Andrew Sullivan, long a critic of the administration, considers the news "insight into the president's character": "It wasn't Karl Rove's dirty tricks or David Addington's Schmittian ideology or Dick Cheney's 'dark side' here. It's George W. Bush - hard-assed political fighter, micro-managing press coverage of a minor matter, using the privileges of his constitutional position as commander-in-chief to play Washington hardball at a time of war."
Read more about the late-breaking Libby testimony.
Respect their authoritae: In what many are calling the show's most mordant satire to date, South Park aired an episode Wednesday that simultaneously took on the Danish cartoon fracas, the media's manic-depressive relationship with the First Amendment, and Comedy Central's lawsuit-phobic capitulation to Scientology.
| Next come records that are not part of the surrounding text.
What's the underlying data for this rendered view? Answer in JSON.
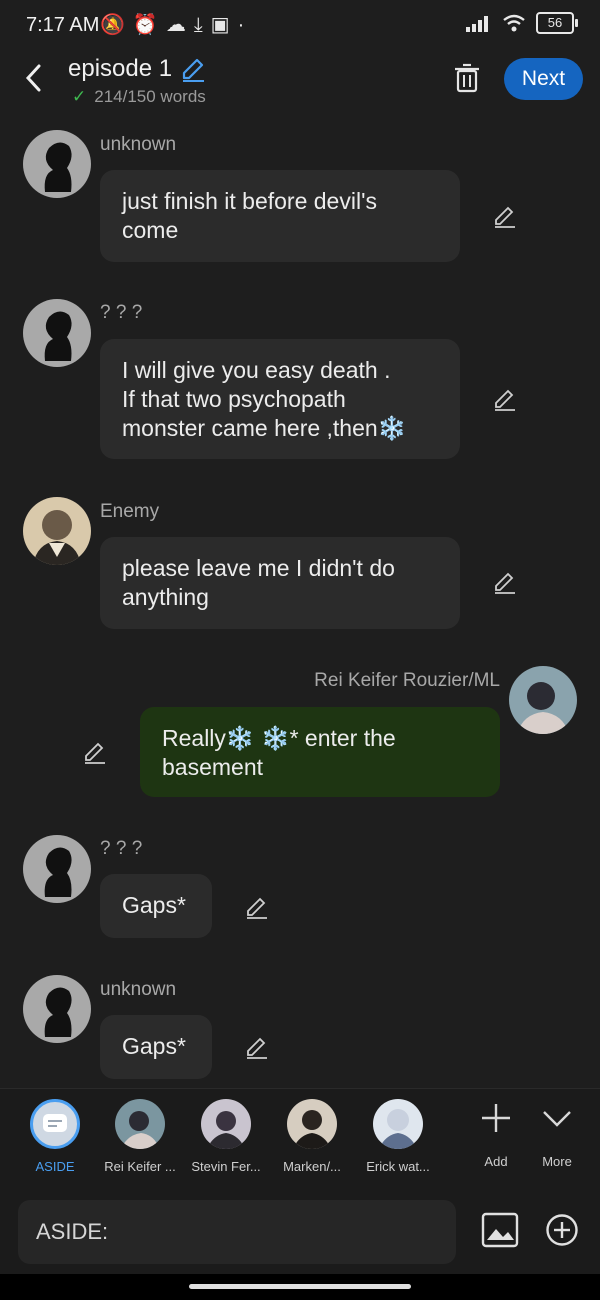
{
  "status": {
    "time": "7:17 AM",
    "battery": "56"
  },
  "header": {
    "title": "episode 1",
    "word_count": "214/150 words",
    "next_label": "Next"
  },
  "messages": [
    {
      "sender": "unknown",
      "text_lines": [
        "just finish it before devil's",
        "come"
      ]
    },
    {
      "sender": "? ? ?",
      "text_lines": [
        "I will give you easy death .",
        "If that two psychopath",
        "monster came here ,then❄️"
      ]
    },
    {
      "sender": "Enemy",
      "text_lines": [
        "please leave me I didn't do",
        "anything"
      ]
    },
    {
      "sender": "Rei Keifer Rouzier/ML",
      "text_lines": [
        "Really❄️ ❄️* enter the",
        "basement"
      ]
    },
    {
      "sender": "? ? ?",
      "text_lines": [
        "Gaps*"
      ]
    },
    {
      "sender": "unknown",
      "text_lines": [
        "Gaps*"
      ]
    }
  ],
  "characters": [
    {
      "label": "ASIDE"
    },
    {
      "label": "Rei Keifer ..."
    },
    {
      "label": "Stevin Fer..."
    },
    {
      "label": "Marken/..."
    },
    {
      "label": "Erick wat..."
    }
  ],
  "actions": {
    "add_label": "Add",
    "more_label": "More"
  },
  "input": {
    "value": "ASIDE:"
  },
  "colors": {
    "accent": "#1565c0",
    "own_bubble": "#1e3512",
    "bubble": "#2b2b2b",
    "aside_accent": "#4a9ef0"
  }
}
And after winning, on the same day, a Peabody Award for excellence in entertainment, South Park is easily the most blogged-about television this week.
"Uncle Jimbo" at Bush-boosting military blog Blackfive is exultant: "I love these guys. I would be hard pressed to find better examples of why this country is great, than these two and the holy terror they wreak on hypocrisy, pomposity and intolerance, generally by skewering the so-called forces for tolerance."
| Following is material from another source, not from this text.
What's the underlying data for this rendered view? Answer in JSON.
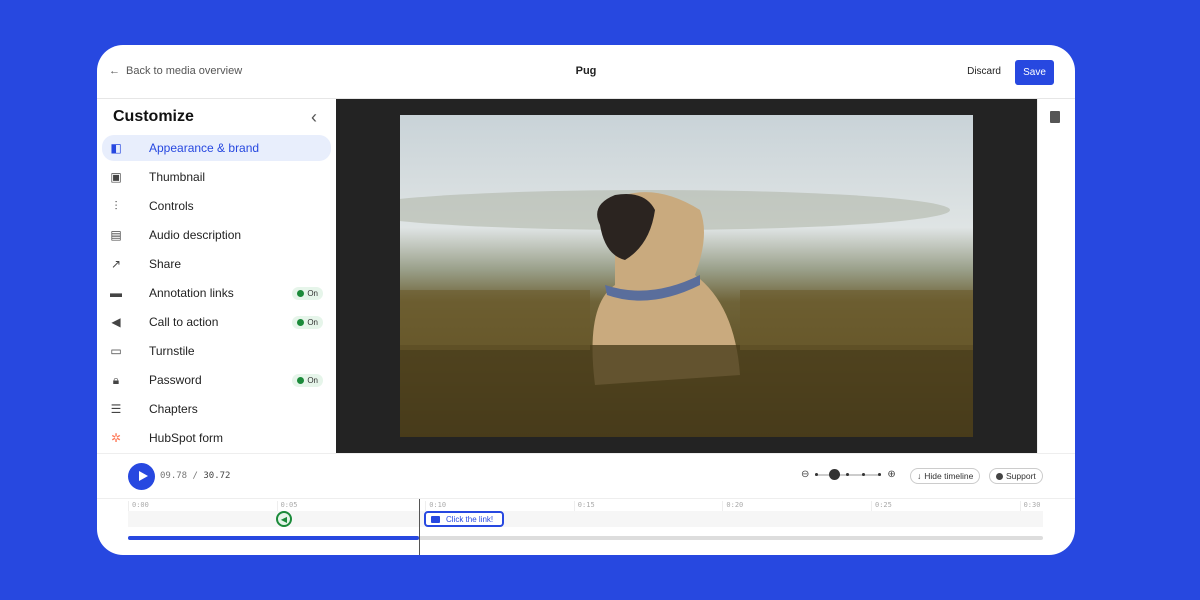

Brendan Loy at The Irish Trojan's Blog is also a big fan: "Trey Parker and Matt Stone's take on the the cravenness of the sellout media establishment, and the P.C. movement's insistence on unquestioned obedience to the god of 'sensitivity' and 'tolerance,' rings absolutely true with me." Whereas the proudly salty-tongued Beth at My Vast Right Wing Conspiracy is pissed that the Peabody commission had to get sanctimonious in its praise: "Please, please, please stop. Why can't you just say it's funny, so we gave it an award? Does everything have to be emblematic of the need to 'tolerate' every fucking thing?"
Perhaps the only thumbs-down comes from Patrick Rodriguez at the Berkeley-based California Patriot. He maintains that the episode "struck out" by hugging the shore, arriving too late after the cartoon row, and being offensive to Islamic sensibilities: "While South Park's big point seems to be that they're not afraid to pick a side and protect free speech, it's an empty one. In reality, the show just picked the easy side ('Go free speech!'), joining the clique of conservative organizations that have already done so. And frankly, free speech needs no protection at its political epicenter."
Tell that to Catholic blogger The Anchoress, who couldn't stomach last season's "Bloody Mary" episode—about numinous "sightings" of the Virgin Mary—but simply turned off her television in response: "Tonight, I thought they SP boys let 'er rip - they ragged on Family Guy, the Mohammed Cartoons, themselves and even their cable network. It was bold and gutsy, in an era where no one is bold or gutsy, or they make a movie about Edward R. Murrow and think that's 'brave.'"
Read more about South Park's perch atop popular culture.